Poetry Spotlight: Michele Battiste

Michele Battiste’s Waiting for the Wreck to Burn explores themes of murder, ruin, and redemption. The narrator navigates two towns—one called Ruination, one unnamed—split by a river that threatens to flood. Poems border the land between life and death and, though haunting, invite the reader on a journey to a new start. In addition to Waiting for the Wreck to…

Poetry Spotlight: Jeanne Larsen

What Penelope Chooses is a feminist retelling that gives Homer’s Odyssey a modern setting while still retaining the core mythos. In this journey through language jam-packed with allusion, Jeanne Larsen creates a genealogy of women in the Odyssey and their subversive forces. We hear their laments as they try to make their own choices in a world defined by men and a war…

Poetry Spotlight: Contributor Angela Ball

Angela Ball’s poems and translations have appeared in The New Yorker, Atlantic Monthly, Colorado Review, Denver Quarterly, Field, Partisan Review, Ploughshares, Poetry, The Southern Review, and elsewhere. She has published six books of poetry including Quartet (Carnegie Mellon, 1995), the Night Clerk At the Hotel of Both Worlds (Pittsburgh UP, 2007), and, most recently, Talking Pillow (Pittsburgh UP, 2017). The Director of the Center for Writers at the University…

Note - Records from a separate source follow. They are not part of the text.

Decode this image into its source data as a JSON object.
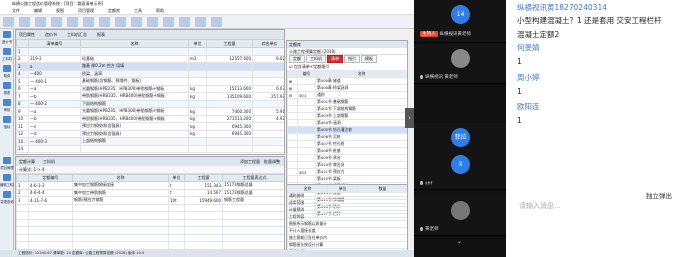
{
  "app": {
    "title": "纵横公路工程造价管理系统 - [项目：路面清单示例]",
    "menus": [
      "文件",
      "编辑",
      "视图",
      "项目管理",
      "定额库",
      "工具",
      "帮助"
    ],
    "left_nav": [
      "造价书",
      "工料机",
      "取费",
      "报表",
      "审核",
      "指标"
    ],
    "left_nav_bottom": [
      "项目管理",
      "编辑工料机",
      "变更查询"
    ],
    "tabs": [
      "项目属性",
      "造价书",
      "工料机汇总",
      "报表"
    ],
    "grid_headers": [
      "",
      "清单编号",
      "名称",
      "单位",
      "工程量",
      "综合单价"
    ],
    "rows": [
      {
        "n": "1",
        "code": "",
        "name": "",
        "unit": "",
        "qty": "",
        "price": "",
        "cls": "grp"
      },
      {
        "n": "2",
        "code": "319-2",
        "name": "砼基础",
        "unit": "m3",
        "qty": "12557.600",
        "price": "6.02",
        "cls": ""
      },
      {
        "n": "3",
        "code": "a",
        "name": "路基 厚0.2m 挖方 培填",
        "unit": "",
        "qty": "",
        "price": "",
        "cls": "sel"
      },
      {
        "n": "4",
        "code": "—400",
        "name": "桥梁、涵洞",
        "unit": "",
        "qty": "",
        "price": "",
        "cls": "grp"
      },
      {
        "n": "5",
        "code": "— 400-1",
        "name": "基础钢筋(含钢筋、预埋件、钢板)",
        "unit": "",
        "qty": "",
        "price": "",
        "cls": ""
      },
      {
        "n": "6",
        "code": "—a",
        "name": "光圆钢筋(HPB235、HPB300)带肋钢筋+钢板",
        "unit": "kg",
        "qty": "15113.600",
        "price": "6.07",
        "cls": ""
      },
      {
        "n": "7",
        "code": "—b",
        "name": "带肋钢筋(HRB335、HRB400)带肋钢筋+钢板",
        "unit": "kg",
        "qty": "135109.600",
        "price": "257.92",
        "cls": ""
      },
      {
        "n": "8",
        "code": "— 400-2",
        "name": "下部结构钢筋",
        "unit": "",
        "qty": "",
        "price": "",
        "cls": "grp"
      },
      {
        "n": "9",
        "code": "—a",
        "name": "光圆钢筋(HPB235、HPB300)带肋钢筋+钢板",
        "unit": "kg",
        "qty": "7400.300",
        "price": "5.91",
        "cls": ""
      },
      {
        "n": "10",
        "code": "—b",
        "name": "带肋钢筋(HRB335、HRB400)带肋钢筋+钢板",
        "unit": "kg",
        "qty": "271513.200",
        "price": "4.92",
        "cls": ""
      },
      {
        "n": "11",
        "code": "—c",
        "name": "预应力钢绞线(含锚具)",
        "unit": "kg",
        "qty": "6945.300",
        "price": "",
        "cls": ""
      },
      {
        "n": "12",
        "code": "—d",
        "name": "预应力钢绞线(含锚具)",
        "unit": "kg",
        "qty": "6945.300",
        "price": "",
        "cls": ""
      },
      {
        "n": "13",
        "code": "— 400-3",
        "name": "上部结构钢筋",
        "unit": "",
        "qty": "",
        "price": "",
        "cls": "grp"
      },
      {
        "n": "14",
        "code": "",
        "name": "",
        "unit": "",
        "qty": "",
        "price": "",
        "cls": ""
      }
    ],
    "lower_tabs": [
      "定额计算",
      "工料机"
    ],
    "lower_right_buttons": [
      "添加工程量",
      "批量调整"
    ],
    "lower_subtoolbar": "计算式: 1 > 4",
    "lower_headers": [
      "",
      "定额编号",
      "名称",
      "单位",
      "工程量",
      "工程量表达式"
    ],
    "lower_rows": [
      {
        "n": "1",
        "code": "4-6-3-3",
        "name": "集中加工钢筋焊接连接",
        "unit": "t",
        "qty": "151.343",
        "expr": "15173钢筋总量"
      },
      {
        "n": "2",
        "code": "4-6-4-4",
        "name": "集中加工带肋钢筋",
        "unit": "t",
        "qty": "14.567",
        "expr": "15173钢筋总量"
      },
      {
        "n": "3",
        "code": "4-11-7-6",
        "name": "钢筋/预应力钢筋",
        "unit": "10t",
        "qty": "15949.600",
        "expr": "钢筋工程量"
      }
    ],
    "right_panel": {
      "title": "定额库",
      "subtitle": "公路工程预算定额 (2018)",
      "tabs": [
        "定额",
        "工料机",
        "清单",
        "指引",
        "模板"
      ],
      "check": "包含清单+定额指引",
      "headers": [
        "",
        "编号",
        "名称"
      ],
      "rows": [
        {
          "a": "⊞",
          "b": "",
          "c": "第500章 隧道"
        },
        {
          "a": "⊞",
          "b": "",
          "c": "第400章 桥梁涵洞"
        },
        {
          "a": "⊟",
          "b": "401",
          "c": "通则"
        },
        {
          "a": "",
          "b": "",
          "c": "第401节 基础钢筋"
        },
        {
          "a": "",
          "b": "",
          "c": "第402节 下部结构钢筋"
        },
        {
          "a": "",
          "b": "",
          "c": "第403节 上部钢筋"
        },
        {
          "a": "",
          "b": "",
          "c": "第404节 涵洞"
        },
        {
          "a": "",
          "b": "",
          "c": "第405节 钻孔灌注桩"
        },
        {
          "a": "",
          "b": "",
          "c": "第406节 沉桩"
        },
        {
          "a": "",
          "b": "",
          "c": "第407节 挖孔桩"
        },
        {
          "a": "",
          "b": "",
          "c": "第408节 桩基"
        },
        {
          "a": "",
          "b": "",
          "c": "第409节 承台"
        },
        {
          "a": "",
          "b": "",
          "c": "第410节 墩台身"
        },
        {
          "a": "",
          "b": "403",
          "c": "第411节 预应力"
        },
        {
          "a": "",
          "b": "",
          "c": "第412节 梁板"
        },
        {
          "a": "",
          "b": "",
          "c": "第413节 桥面铺装"
        },
        {
          "a": "",
          "b": "",
          "c": "第414节 支座"
        },
        {
          "a": "",
          "b": "",
          "c": "第415节 伸缩缝"
        },
        {
          "a": "",
          "b": "",
          "c": "第416节 防水"
        },
        {
          "a": "",
          "b": "",
          "c": "第417节 栏杆"
        }
      ],
      "bottom_headers": [
        "名称",
        "单位",
        "数量"
      ],
      "bottom_rows": [
        {
          "a": "",
          "b": "",
          "c": "通则说明"
        },
        {
          "a": "",
          "b": "",
          "c": "适用范围"
        },
        {
          "a": "",
          "b": "",
          "c": "计量规则"
        },
        {
          "a": "",
          "b": "",
          "c": "工程内容"
        },
        {
          "a": "",
          "b": "",
          "c": "图纸所示钢筋以质量计"
        },
        {
          "a": "",
          "b": "",
          "c": "不计入搭接长度"
        },
        {
          "a": "",
          "b": "",
          "c": "施工损耗已含在单价内"
        },
        {
          "a": "",
          "b": "",
          "c": "钢筋接头按设计计算"
        },
        {
          "a": "",
          "b": "",
          "c": "预埋件另计"
        }
      ]
    },
    "status": "工程造价: 12345.67   清单数: 14   定额库: 公路工程预算定额 (2018)   版本 10.0"
  },
  "video": {
    "tiles": [
      {
        "initials": "14",
        "name": "",
        "color": "#2f7ee6"
      },
      {
        "initials": "",
        "name": "纵横视讯 黄老师",
        "color": "#888888"
      },
      {
        "initials": "菲拉",
        "name": "艾丽佳娃",
        "color": "#2f7ee6"
      },
      {
        "initials": "X",
        "name": "xhf",
        "color": "#2f7ee6"
      },
      {
        "initials": "",
        "name": "黄老师",
        "color": "#777777"
      }
    ],
    "host_label": "主持人",
    "host_name": "纵横视讯黄老师",
    "chevron": "⌄"
  },
  "chat": {
    "lines": [
      {
        "text": "纵横视讯黄18270240314",
        "cls": "name"
      },
      {
        "text": "小型构建混凝土？1 还是套用 交安工程栏杆",
        "cls": ""
      },
      {
        "text": "混凝土定额2",
        "cls": ""
      },
      {
        "text": "何旻婧",
        "cls": "name"
      },
      {
        "text": "1",
        "cls": ""
      },
      {
        "text": "周小婷",
        "cls": "name"
      },
      {
        "text": "1",
        "cls": ""
      },
      {
        "text": "欧阳连",
        "cls": "name"
      },
      {
        "text": "1",
        "cls": ""
      }
    ],
    "placeholder": "请输入消息...",
    "popout": "独立弹出"
  }
}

Contributor Spotlight Bonanza

Welcome to our new seasonal Contributor Spotlight Bonanza! After fourteen years of publishing poetry, our contributor list continues to grow, encompassing poets at all stages of their publishing careers. This is the first of what will be a regular seasonal round-up of new collections by previous Memorious contributors. I asked each of these fifteen poets…

Poetry Spotlight: Contributor Jill McDonough

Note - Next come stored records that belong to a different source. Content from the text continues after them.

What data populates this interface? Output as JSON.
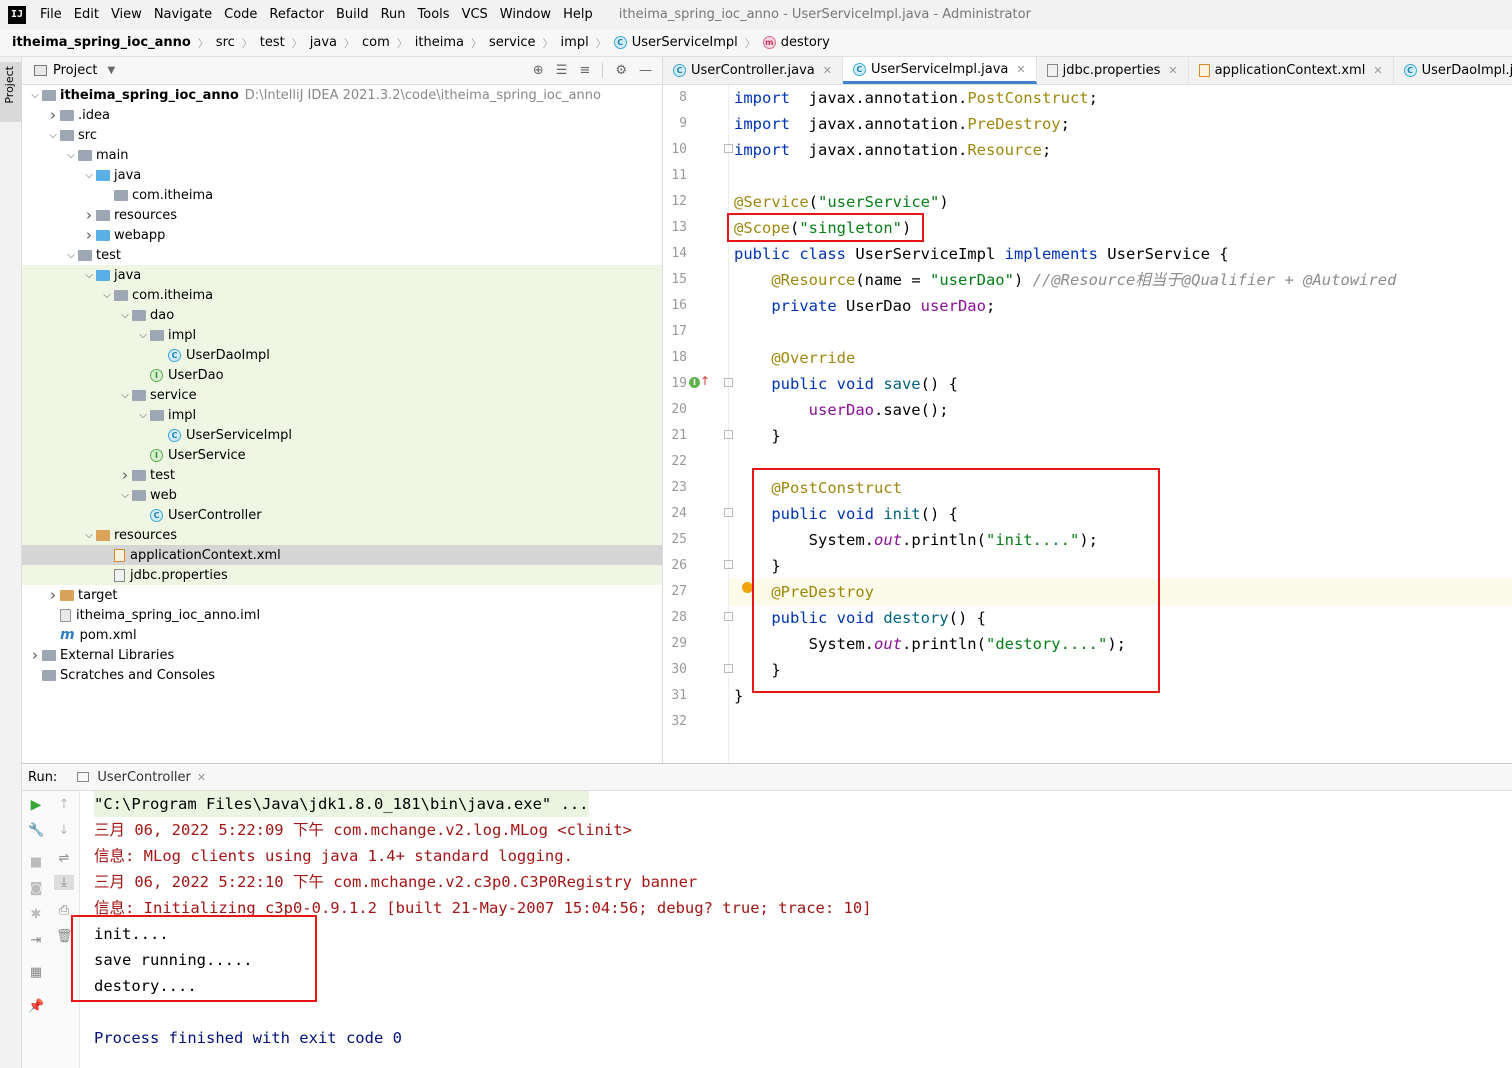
{
  "menubar": {
    "logo": "IJ",
    "items": [
      "File",
      "Edit",
      "View",
      "Navigate",
      "Code",
      "Refactor",
      "Build",
      "Run",
      "Tools",
      "VCS",
      "Window",
      "Help"
    ],
    "window_title": "itheima_spring_ioc_anno - UserServiceImpl.java - Administrator"
  },
  "breadcrumb": {
    "project": "itheima_spring_ioc_anno",
    "parts": [
      "src",
      "test",
      "java",
      "com",
      "itheima",
      "service",
      "impl"
    ],
    "class": "UserServiceImpl",
    "method": "destory"
  },
  "sidebar": {
    "tab": "Project"
  },
  "project_panel": {
    "title": "Project",
    "tree": [
      {
        "label": "itheima_spring_ioc_anno",
        "path": "D:\\IntelliJ IDEA 2021.3.2\\code\\itheima_spring_ioc_anno"
      },
      {
        "label": ".idea"
      },
      {
        "label": "src"
      },
      {
        "label": "main"
      },
      {
        "label": "java"
      },
      {
        "label": "com.itheima"
      },
      {
        "label": "resources"
      },
      {
        "label": "webapp"
      },
      {
        "label": "test"
      },
      {
        "label": "java"
      },
      {
        "label": "com.itheima"
      },
      {
        "label": "dao"
      },
      {
        "label": "impl"
      },
      {
        "label": "UserDaoImpl"
      },
      {
        "label": "UserDao"
      },
      {
        "label": "service"
      },
      {
        "label": "impl"
      },
      {
        "label": "UserServiceImpl"
      },
      {
        "label": "UserService"
      },
      {
        "label": "test"
      },
      {
        "label": "web"
      },
      {
        "label": "UserController"
      },
      {
        "label": "resources"
      },
      {
        "label": "applicationContext.xml"
      },
      {
        "label": "jdbc.properties"
      },
      {
        "label": "target"
      },
      {
        "label": "itheima_spring_ioc_anno.iml"
      },
      {
        "label": "pom.xml"
      },
      {
        "label": "External Libraries"
      },
      {
        "label": "Scratches and Consoles"
      }
    ]
  },
  "editor_tabs": [
    "UserController.java",
    "UserServiceImpl.java",
    "jdbc.properties",
    "applicationContext.xml",
    "UserDaoImpl.java"
  ],
  "editor": {
    "line_numbers": [
      "8",
      "9",
      "10",
      "11",
      "12",
      "13",
      "14",
      "15",
      "16",
      "17",
      "18",
      "19",
      "20",
      "21",
      "22",
      "23",
      "24",
      "25",
      "26",
      "27",
      "28",
      "29",
      "30",
      "31",
      "32"
    ],
    "lines": [
      [
        [
          "kw",
          "import"
        ],
        [
          "",
          "  javax.annotation."
        ],
        [
          "ann",
          "PostConstruct"
        ],
        [
          "",
          ";"
        ]
      ],
      [
        [
          "kw",
          "import"
        ],
        [
          "",
          "  javax.annotation."
        ],
        [
          "ann",
          "PreDestroy"
        ],
        [
          "",
          ";"
        ]
      ],
      [
        [
          "kw",
          "import"
        ],
        [
          "",
          "  javax.annotation."
        ],
        [
          "ann",
          "Resource"
        ],
        [
          "",
          ";"
        ]
      ],
      [],
      [
        [
          "ann",
          "@Service"
        ],
        [
          "",
          "("
        ],
        [
          "str",
          "\"userService\""
        ],
        [
          "",
          ")"
        ]
      ],
      [
        [
          "ann",
          "@Scope"
        ],
        [
          "",
          "("
        ],
        [
          "str",
          "\"singleton\""
        ],
        [
          "",
          ")"
        ]
      ],
      [
        [
          "kw",
          "public class "
        ],
        [
          "",
          "UserServiceImpl "
        ],
        [
          "kw",
          "implements "
        ],
        [
          "",
          "UserService {"
        ]
      ],
      [
        [
          "",
          "    "
        ],
        [
          "ann",
          "@Resource"
        ],
        [
          "",
          "(name = "
        ],
        [
          "str",
          "\"userDao\""
        ],
        [
          "",
          ") "
        ],
        [
          "cm",
          "//@Resource相当于@Qualifier + @Autowired"
        ]
      ],
      [
        [
          "",
          "    "
        ],
        [
          "kw",
          "private "
        ],
        [
          "",
          "UserDao "
        ],
        [
          "fld",
          "userDao"
        ],
        [
          "",
          ";"
        ]
      ],
      [],
      [
        [
          "",
          "    "
        ],
        [
          "ann",
          "@Override"
        ]
      ],
      [
        [
          "",
          "    "
        ],
        [
          "kw",
          "public void "
        ],
        [
          "meth",
          "save"
        ],
        [
          "",
          "() {"
        ]
      ],
      [
        [
          "",
          "        "
        ],
        [
          "fld",
          "userDao"
        ],
        [
          "",
          ".save();"
        ]
      ],
      [
        [
          "",
          "    }"
        ]
      ],
      [],
      [
        [
          "",
          "    "
        ],
        [
          "ann",
          "@PostConstruct"
        ]
      ],
      [
        [
          "",
          "    "
        ],
        [
          "kw",
          "public void "
        ],
        [
          "meth",
          "init"
        ],
        [
          "",
          "() {"
        ]
      ],
      [
        [
          "",
          "        System."
        ],
        [
          "stat",
          "out"
        ],
        [
          "",
          ".println("
        ],
        [
          "str",
          "\"init....\""
        ],
        [
          "",
          ");"
        ]
      ],
      [
        [
          "",
          "    }"
        ]
      ],
      [
        [
          "",
          "    "
        ],
        [
          "ann",
          "@PreDestroy"
        ]
      ],
      [
        [
          "",
          "    "
        ],
        [
          "kw",
          "public void "
        ],
        [
          "meth",
          "destory"
        ],
        [
          "",
          "() {"
        ]
      ],
      [
        [
          "",
          "        System."
        ],
        [
          "stat",
          "out"
        ],
        [
          "",
          ".println("
        ],
        [
          "str",
          "\"destory....\""
        ],
        [
          "",
          ");"
        ]
      ],
      [
        [
          "",
          "    }"
        ]
      ],
      [
        [
          "",
          "}"
        ]
      ],
      []
    ]
  },
  "run": {
    "label": "Run:",
    "tab": "UserController",
    "console": [
      {
        "cls": "blk",
        "text": "\"C:\\Program Files\\Java\\jdk1.8.0_181\\bin\\java.exe\" ..."
      },
      {
        "cls": "red",
        "text": "三月 06, 2022 5:22:09 下午 com.mchange.v2.log.MLog <clinit>"
      },
      {
        "cls": "red",
        "text": "信息: MLog clients using java 1.4+ standard logging."
      },
      {
        "cls": "red",
        "text": "三月 06, 2022 5:22:10 下午 com.mchange.v2.c3p0.C3P0Registry banner"
      },
      {
        "cls": "red",
        "text": "信息: Initializing c3p0-0.9.1.2 [built 21-May-2007 15:04:56; debug? true; trace: 10]"
      },
      {
        "cls": "blk",
        "text": "init...."
      },
      {
        "cls": "blk",
        "text": "save running....."
      },
      {
        "cls": "blk",
        "text": "destory...."
      },
      {
        "cls": "blk",
        "text": ""
      },
      {
        "cls": "navy",
        "text": "Process finished with exit code 0"
      }
    ]
  },
  "colors": {
    "highlight_box": "#e61717",
    "keyword": "#0033b3",
    "annotation": "#9e880d",
    "string": "#067d17"
  }
}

Memorious contributor Jill McDonough’s latest poetry collection, Reaper, takes war poetry to new places: computer screens far removed from the action. With elegant, conversational free verse and surprising, deft villanelles, McDonough ruminates on drone warfare, one of America’s more controversial war tactics. In chatty meditations on drones’ names, McDonough reveals what their makers might have…

Poetry Spotlight: Contributor Lloyd Schwartz

Acclaimed poet Lloyd Schwartz’s long-awaited fourth full collection of poems, Little Kisses, has recently been released by the University of Chicago Press. From the opening title poem, he again proves himself to be, as the New York Times has praised him, “the master of the poetic one-liner.” The journey of Little Kisses is a constant…

Poetry Spotlight: Contributor Derrick Harriell

Derrick Harriell’s third collection of poetry, Stripper in Wonderland, dances. Recently released from LSU Press, Harriell’s collection explores music, religion, and racism while continuously twirling readers through past, present, and future spaces. Influenced by Funk and Funk culture, his poems grip us with their musicality, an undercurrent that keeps us hungry for the next moment,…

Poetry Spotlight: Contributor Michael Bazzett

Within the poems of Michael Bazzett’s new collection, Our Lands Are Not So Different (Horsethief), you may find yourself in conversation with a man who “specialized in enslaving the wind” or watching a bison leap a fence. You might observe a woman slipping into another woman’s life—“an older version of herself”—as she tries on a…

Poetry Spotlight: Contributor Leslie Harrison

Leslie Harrison’s second poetry collection, The Book of Endings, part of the Akron Series in Poetry, takes place in a space between the real world (where it’s usually winter), the imagination, language, art, and myth. The poems seem always to be trying to get to the bottom of things, and one of the pleasures of…

Poetry Spotlight: Contributor Jacques J. Rancourt

Jacques J. Rancourt is an Issue 26 contributor and winner of the Pleiades Lena-Miles Wever Todd Prize for Poetry. His debut collection, Novena, is a coming-of-age and a coming out. Wresting a fractured identity from the past and making of it a gift for the beloved—and for the reader—Novena seeks redemption, wholeness. Strapped to the “[c]lutched mast” of his ship, Rancourt’s Odysseus…